Passages imbued with the humility of life alternate with erect mediators. The thrilling “Tennessee Tips” is a mockery of his own mortality, and in it Miller returns to one of the many past nights during which he danced with the Devil (read: addictive substances), in “Red Flag Flies” the musicians play harmoniously with the hellish triton and to God they return again in “Rosary”. Fury at the heart crowns “Locust Laced” with its cascade of sharpened guitars. “I feel like dynamite. I feel like I’m going to die tonight,” is a concise summary of the philosophy of Sleigh Bells and their disturbing ambivalence – euphoria on the outside, depression on the inside. “Locust Laced” sounds like the motif of a boisterous party, where you spark like sparklers and then you just count the losses after the explosion. Because the cursed fate cannot be escaped. And you can do your best to break through the wall (which is exceptionally not a metaphor, but an allusion to the clip of the same name, play it). The biggest flight, “Hummingbird Bomb”, the band kept at the end. What at first sounds like a singing rehearsal in clinking bells turns into a metal riot in which the band lyrically returns to the title exit; the idea of escape, in this case a literal departure from life. The real highlight comes with a bridge in which the song moves melodically to other parts and Krauss apologizes to everyone against the background of soaring keyboard tones. With the increasing intensity of her expression, it is again revealed what beauty can be in sorrow and that even gloomy ends can carry hope and liberation.

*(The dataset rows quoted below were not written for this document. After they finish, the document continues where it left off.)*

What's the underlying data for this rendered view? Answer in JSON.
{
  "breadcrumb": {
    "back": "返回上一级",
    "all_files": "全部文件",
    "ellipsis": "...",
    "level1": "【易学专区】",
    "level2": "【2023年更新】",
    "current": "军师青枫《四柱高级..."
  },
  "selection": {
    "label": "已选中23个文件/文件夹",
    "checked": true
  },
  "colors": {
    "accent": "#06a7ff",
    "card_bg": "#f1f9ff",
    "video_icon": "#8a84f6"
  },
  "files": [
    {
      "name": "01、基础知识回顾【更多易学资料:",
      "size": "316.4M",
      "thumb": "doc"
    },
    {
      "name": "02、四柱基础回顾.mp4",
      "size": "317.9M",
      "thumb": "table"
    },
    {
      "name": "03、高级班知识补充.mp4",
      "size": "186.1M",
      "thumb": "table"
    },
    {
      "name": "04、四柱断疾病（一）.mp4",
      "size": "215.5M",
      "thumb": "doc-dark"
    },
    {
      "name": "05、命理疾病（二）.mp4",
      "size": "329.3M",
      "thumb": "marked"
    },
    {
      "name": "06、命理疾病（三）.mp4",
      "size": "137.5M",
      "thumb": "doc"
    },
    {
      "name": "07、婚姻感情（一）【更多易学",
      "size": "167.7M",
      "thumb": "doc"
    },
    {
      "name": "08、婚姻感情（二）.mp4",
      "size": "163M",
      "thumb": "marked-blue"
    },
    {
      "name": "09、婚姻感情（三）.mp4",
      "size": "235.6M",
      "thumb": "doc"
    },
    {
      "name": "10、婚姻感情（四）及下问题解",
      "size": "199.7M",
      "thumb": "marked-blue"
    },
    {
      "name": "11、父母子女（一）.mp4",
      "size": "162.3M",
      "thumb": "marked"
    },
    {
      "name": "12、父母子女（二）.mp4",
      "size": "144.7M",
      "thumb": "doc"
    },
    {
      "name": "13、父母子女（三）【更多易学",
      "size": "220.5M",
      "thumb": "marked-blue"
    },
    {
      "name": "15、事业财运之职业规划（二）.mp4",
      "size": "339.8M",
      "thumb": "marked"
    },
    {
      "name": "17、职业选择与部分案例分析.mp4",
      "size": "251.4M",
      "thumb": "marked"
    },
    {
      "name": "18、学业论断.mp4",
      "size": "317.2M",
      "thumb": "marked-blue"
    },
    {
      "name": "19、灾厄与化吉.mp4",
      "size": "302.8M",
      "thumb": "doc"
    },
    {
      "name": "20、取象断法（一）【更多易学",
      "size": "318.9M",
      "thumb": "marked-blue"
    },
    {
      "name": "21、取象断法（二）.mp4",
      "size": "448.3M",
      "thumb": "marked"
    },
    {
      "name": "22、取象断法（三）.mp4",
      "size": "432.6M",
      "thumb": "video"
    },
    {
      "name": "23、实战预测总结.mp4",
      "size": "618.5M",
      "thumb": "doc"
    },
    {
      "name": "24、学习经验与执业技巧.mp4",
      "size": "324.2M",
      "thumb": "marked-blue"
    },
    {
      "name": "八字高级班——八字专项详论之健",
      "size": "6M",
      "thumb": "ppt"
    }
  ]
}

The track is given from the point of view of an imaginary hummingbird, which is about to kill a lot of people with a bomb on its body. Of course, everyone can interpret it in their own way. And so, for example, we get a sincere and sensitive apology from the creators of the album, who apologize to their listeners. For all that blasphemy. Flirting with death. Self-destruction. A pain they didn’t look at. However, the result is “Texis”, so be forgiven.